Activity
Only lines that contain the word "layout" are to be returned from the data below.

Material for the task

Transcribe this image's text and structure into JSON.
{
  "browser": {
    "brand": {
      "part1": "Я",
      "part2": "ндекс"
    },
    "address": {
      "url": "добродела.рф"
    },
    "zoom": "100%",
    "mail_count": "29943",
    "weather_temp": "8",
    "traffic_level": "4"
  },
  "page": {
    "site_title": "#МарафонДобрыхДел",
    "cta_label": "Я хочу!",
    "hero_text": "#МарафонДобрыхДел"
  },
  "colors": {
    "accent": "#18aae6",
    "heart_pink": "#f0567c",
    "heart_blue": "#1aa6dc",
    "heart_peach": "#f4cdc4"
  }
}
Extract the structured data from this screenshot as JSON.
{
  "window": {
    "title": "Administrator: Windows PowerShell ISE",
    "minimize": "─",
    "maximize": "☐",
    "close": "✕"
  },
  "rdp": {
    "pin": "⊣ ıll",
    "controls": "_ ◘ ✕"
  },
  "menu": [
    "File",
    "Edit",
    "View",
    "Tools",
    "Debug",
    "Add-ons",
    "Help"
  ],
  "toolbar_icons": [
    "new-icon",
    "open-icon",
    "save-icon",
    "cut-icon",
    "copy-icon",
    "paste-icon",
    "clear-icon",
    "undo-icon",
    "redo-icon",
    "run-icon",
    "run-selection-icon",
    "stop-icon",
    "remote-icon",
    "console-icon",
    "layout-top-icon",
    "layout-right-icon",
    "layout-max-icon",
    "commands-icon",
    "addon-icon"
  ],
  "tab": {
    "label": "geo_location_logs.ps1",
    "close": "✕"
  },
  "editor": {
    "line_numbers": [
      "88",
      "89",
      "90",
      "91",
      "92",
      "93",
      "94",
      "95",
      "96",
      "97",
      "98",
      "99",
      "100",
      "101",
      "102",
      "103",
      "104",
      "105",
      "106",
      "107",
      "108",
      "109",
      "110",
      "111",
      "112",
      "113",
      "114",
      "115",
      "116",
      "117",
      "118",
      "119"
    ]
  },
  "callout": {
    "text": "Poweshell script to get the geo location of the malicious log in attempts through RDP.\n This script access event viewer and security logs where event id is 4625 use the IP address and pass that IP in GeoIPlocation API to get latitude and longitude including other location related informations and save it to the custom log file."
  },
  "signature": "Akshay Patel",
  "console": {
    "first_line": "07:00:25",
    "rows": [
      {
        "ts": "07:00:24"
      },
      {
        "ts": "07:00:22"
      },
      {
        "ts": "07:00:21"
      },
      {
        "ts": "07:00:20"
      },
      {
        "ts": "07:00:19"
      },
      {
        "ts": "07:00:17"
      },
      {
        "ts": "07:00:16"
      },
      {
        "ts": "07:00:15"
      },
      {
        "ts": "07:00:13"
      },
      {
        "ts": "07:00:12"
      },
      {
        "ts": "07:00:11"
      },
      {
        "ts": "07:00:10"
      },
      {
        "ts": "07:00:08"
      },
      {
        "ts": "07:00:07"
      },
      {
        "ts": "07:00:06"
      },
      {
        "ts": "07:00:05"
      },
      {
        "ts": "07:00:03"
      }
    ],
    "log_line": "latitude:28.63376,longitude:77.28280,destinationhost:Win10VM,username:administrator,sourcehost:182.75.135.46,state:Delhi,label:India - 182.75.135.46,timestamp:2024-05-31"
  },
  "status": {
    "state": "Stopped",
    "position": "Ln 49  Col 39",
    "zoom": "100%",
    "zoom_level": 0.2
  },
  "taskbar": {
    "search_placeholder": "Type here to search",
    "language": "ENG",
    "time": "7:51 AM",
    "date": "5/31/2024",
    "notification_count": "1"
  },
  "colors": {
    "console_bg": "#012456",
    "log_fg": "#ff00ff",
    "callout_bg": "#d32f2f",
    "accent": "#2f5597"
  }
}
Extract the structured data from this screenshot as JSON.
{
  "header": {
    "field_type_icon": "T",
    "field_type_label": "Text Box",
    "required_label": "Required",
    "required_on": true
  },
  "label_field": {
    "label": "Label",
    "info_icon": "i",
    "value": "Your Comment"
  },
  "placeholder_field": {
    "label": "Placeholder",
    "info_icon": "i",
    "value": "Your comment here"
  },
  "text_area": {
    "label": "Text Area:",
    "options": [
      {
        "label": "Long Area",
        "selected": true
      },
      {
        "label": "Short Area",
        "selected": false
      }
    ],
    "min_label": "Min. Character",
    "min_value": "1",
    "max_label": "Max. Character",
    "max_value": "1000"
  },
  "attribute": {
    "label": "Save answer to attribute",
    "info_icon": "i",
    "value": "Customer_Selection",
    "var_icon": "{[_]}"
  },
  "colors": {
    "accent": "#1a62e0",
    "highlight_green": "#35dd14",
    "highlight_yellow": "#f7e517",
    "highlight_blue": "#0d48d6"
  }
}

Solution to this exercise
    "layout-top-icon",
    "layout-right-icon",
    "layout-max-icon",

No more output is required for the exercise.